It’s officially a little more than a year since I signed up for the Southwest Chase Card. Since then I have also opened a Southwest Chase Business Credit Card. To recap the offers that are available on both cards include 50,000 points after spending $2,000 in 3 months.
Annual Fee of $99 but you receive 6,000 miles on Card member anniversary, compare this to actually purchasing $6,000 miles which is $165.00
Earn unlimited points that don’t expire so long as you have activity during 24 months.
2 points per $1 spent on Southwest Airlines and Rapid Rewards Hotel and Car Rental Partner purchases.
1 point per $1 spent on all other purchases.
No foreign transaction fees on purchases made abroad.
Fine Print: “Purchases” do not include balance transfers, cash advances, cash-like charges such as travelers checks, foreign currency, and money orders, any checks that access your account, overdraft advances, interest, unauthorized or fraudulent charges, or fees of any kind, including an annual fee, if applicable.
The personal investment of both cards include
-2K spend in 3 months on both cards and two $99 fees.
-Interest is around 16.24% but I NEVER let interest accrue on these cards. This is where people can get in trouble.
-The total of 4K spent was on regular bills and purchases and travel.
-Each time Chase pulls credit for approval it will stay on my report as a hard pull for 2 years.
-Moving closer towards Chase’s 5/24 rule. The 5/24 rule states that you will not be approved for additional cards if you have opened more than 5 Chase accounts within 24months. While this is not officially in writing, it has appeared on applications and is well known in the credit card bonus chaser streets 😀
-My credit score took a fall quite a bit but has since improved drastically since opening the accounts.
What did I get in Return?
Over 116K points and a companion pass. From those points I was able to purchase 17 tickets in 2016 at an average of $26 and a redemption of 3,758 points per flight. I can use the companion pass until 12/31/2017. Let’s say each ticket at regular cost averaged $100 each that’s over $1,200 in savings!
Would I recommend this card?
Absolutely, but it is important to be strategic when choosing an airline card. Look at a typical redemption cost and see if the airline consistently has deals from your preferred airport. So far this is the best airline card I own.
Here is a breakdown of the different ways I earned points.
Credit cards are not the only way to earn points!

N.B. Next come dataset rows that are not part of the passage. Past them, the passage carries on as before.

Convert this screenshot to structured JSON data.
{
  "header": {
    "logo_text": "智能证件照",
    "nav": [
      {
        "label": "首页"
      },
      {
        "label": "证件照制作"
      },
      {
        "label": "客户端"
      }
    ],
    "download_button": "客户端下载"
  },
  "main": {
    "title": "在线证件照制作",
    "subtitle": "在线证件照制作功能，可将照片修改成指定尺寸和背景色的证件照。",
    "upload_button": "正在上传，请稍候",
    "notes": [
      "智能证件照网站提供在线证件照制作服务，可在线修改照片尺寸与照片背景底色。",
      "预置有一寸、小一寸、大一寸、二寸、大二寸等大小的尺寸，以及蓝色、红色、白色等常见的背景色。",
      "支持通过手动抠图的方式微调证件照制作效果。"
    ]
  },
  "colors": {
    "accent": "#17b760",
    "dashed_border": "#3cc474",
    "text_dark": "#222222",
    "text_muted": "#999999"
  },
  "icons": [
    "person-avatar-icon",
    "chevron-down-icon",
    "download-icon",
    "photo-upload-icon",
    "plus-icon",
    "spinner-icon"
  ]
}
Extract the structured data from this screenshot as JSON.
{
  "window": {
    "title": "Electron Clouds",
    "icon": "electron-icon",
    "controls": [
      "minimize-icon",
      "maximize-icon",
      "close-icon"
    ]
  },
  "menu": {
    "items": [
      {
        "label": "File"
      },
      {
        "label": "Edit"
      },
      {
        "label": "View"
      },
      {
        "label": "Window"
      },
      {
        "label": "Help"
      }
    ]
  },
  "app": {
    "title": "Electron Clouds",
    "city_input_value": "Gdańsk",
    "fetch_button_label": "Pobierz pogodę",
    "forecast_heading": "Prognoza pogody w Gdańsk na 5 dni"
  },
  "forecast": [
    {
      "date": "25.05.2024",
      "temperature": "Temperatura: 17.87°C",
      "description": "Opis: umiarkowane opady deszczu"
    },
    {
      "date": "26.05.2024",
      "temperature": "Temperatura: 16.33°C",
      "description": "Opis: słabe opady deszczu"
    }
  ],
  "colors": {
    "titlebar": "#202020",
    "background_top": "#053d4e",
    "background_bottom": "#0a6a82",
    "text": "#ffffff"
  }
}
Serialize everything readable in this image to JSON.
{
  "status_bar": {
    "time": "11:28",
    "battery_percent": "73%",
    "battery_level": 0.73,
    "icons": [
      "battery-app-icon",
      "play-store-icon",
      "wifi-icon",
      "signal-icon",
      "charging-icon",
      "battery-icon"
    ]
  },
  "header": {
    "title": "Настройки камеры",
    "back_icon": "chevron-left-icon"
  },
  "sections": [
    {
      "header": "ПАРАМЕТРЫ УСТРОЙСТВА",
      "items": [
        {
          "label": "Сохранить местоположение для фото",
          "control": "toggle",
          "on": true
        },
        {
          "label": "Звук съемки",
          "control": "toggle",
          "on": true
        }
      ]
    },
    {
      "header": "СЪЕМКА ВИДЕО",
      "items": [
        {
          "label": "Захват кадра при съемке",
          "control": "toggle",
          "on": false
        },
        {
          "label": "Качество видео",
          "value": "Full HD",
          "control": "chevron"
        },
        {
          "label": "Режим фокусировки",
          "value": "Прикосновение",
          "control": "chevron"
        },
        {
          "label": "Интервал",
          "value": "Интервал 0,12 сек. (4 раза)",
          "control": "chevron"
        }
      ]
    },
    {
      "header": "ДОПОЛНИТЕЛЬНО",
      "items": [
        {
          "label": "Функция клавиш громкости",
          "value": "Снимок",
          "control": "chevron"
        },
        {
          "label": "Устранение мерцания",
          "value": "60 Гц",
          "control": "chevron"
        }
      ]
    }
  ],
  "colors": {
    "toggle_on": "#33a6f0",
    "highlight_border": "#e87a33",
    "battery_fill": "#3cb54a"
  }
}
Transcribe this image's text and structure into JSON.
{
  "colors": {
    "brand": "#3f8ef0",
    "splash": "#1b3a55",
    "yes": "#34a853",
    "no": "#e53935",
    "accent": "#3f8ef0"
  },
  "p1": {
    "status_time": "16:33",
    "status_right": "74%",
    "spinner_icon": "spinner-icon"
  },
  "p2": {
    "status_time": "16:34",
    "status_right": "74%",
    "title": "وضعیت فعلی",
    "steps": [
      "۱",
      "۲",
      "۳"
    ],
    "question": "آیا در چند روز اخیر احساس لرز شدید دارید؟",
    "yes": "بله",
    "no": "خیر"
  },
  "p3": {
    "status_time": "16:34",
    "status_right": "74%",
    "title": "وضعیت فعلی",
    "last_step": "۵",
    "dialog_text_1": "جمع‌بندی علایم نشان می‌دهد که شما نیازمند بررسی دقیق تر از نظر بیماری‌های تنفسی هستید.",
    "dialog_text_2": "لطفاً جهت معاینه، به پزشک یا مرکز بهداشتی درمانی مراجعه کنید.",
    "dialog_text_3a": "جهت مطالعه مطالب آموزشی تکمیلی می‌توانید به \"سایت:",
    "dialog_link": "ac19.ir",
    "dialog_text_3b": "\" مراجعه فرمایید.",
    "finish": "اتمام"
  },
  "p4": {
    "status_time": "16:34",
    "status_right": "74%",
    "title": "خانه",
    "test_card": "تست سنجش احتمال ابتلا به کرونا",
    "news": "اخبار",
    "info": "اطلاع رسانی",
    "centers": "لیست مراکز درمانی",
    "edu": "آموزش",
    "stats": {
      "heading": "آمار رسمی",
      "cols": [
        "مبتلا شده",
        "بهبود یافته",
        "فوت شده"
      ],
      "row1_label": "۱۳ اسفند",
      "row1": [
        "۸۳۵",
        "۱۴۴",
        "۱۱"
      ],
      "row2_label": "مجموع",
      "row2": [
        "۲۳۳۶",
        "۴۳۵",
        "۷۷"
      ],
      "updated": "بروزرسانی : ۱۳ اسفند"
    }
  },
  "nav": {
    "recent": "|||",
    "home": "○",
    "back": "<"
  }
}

I was able to accumulate more points through revenue generating flights, partner hotels, rental cars and more.
Check out related articles to help you maximize your experience and earn more points!